As Bartlett puts it:

On its face, that was a shocking revelation. Ms. Graham and Mr. Sacks are colleagues at Harvard University. They are also married.
“Ms. Graham says it is not that simple. The two were not married in 1999, and Ms. Graham had not yet arrived at Harvard. They knew each other, she says, but not well. They married in 2000, the same year she moved to Harvard.”

The story gets much funnier, as Bartlett gets a series of excuses from all participants that are, truly, the stuff of poetry. Or litigation, or both – this being an American story, the end of it is that all sides are mounting up their lawyers. Graham claims that she had reservations about her role in the UGA contest.

But… “Documents that Mr. Cordle obtained from the Georgia press, however, do not seem to support that scenario. For instance, in a letter Mr. Ramke wrote in 1999 to the director of the press, he says that Ms. Graham "enthusiastically concurs" with his decision to pick Mr. Sacks's work.
Ms. Graham calls that wording a "big mistake" and points to another part of the letter in which Mr. Ramke says he would pick the manuscript "even if I were alone in the wilderness." Mr. Cordle also obtained through the request a page of prose written by Ms. Graham praising Mr. Sacks's book. She says that was nothing more than "jacket copy" that Mr. Ramke asked her to write. Mr. Ramke, however, says that judges -- whom he calls "outside readers" -- are asked to write a page or so about the manuscript "to be used as arguments for publishing the book."

However, the reach of rentseeking as a tool of analysis only goes so far. There is no reason to think Sacks’ poetry isn’t great – LI hasn’t read it. In fact, the universal perniciousness of rent seeking only appears to University of Chicago deluded eyes. Still, there is something enjoyable – something Dunciad like – about this farce.

Monday, May 16, 2005

the sycophants ball

The Washington Post, in its infinite wisdom, decided to send a staff reporter to interview Phillip Johnson, the gray eminence behind the pseudo-science of Intelligent Design. This is interesting. Are they going to start letting the style section do reports on business, now? How about having a sports reporter do the Pentagon beat.

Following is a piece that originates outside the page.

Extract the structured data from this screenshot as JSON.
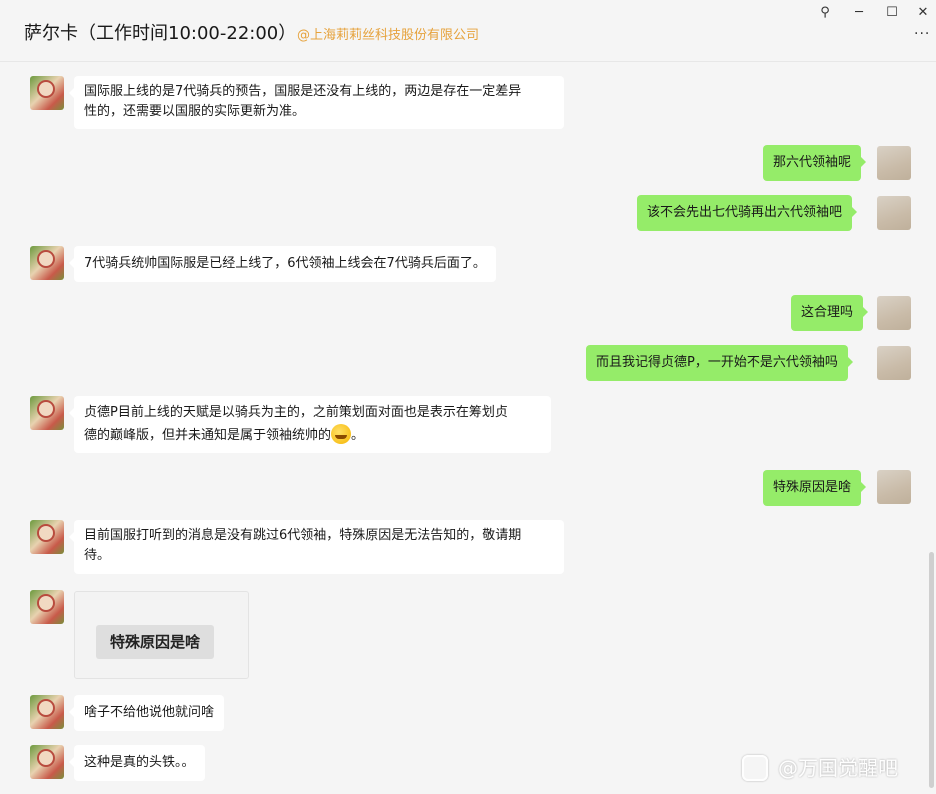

The article, of course, betrays Michael Powell’s powerful eighth grade education in biology, and his charming belief, which probably won him prizes in high school, that a newspaper story doesn’t take sides -- it deals with both sides of the question. He even wrote a very good essay on that in his English class, and Ms. Figworth marked it VERY IMPRESSIVE!

One doesn’t blame poor Mr. Powell – he truly seems prepared, if the question is, say, whether Star Wars one is better than Star Wars three – but the brothelkeeper who sent him on his task. As usual, the Washington Post’s response to the conservative establishment that runs D.C., now, is to fetch the bone. The bone, in this case, is the debasing of American education with nonsense.

We especially loved this sentence:

“Johnson and his followers, microbiologists and geologists and philosophers, debate in the language of science rather than Scripture.”

Because Powell obviously think that science is a debate, with people taking notes out of their files – yes, it is the debate club! He covered the debate club, once! He knows how to do this!

Oh, the Bush age. How I long for it to end.

Biden's foreign policy: let's bet everything on authoritarianism!

  And watch it all slip away (Por fin se va acabar) Or leave a garden for your kids to play (Jamás van a alcanzar)  --- The Black Angels, El...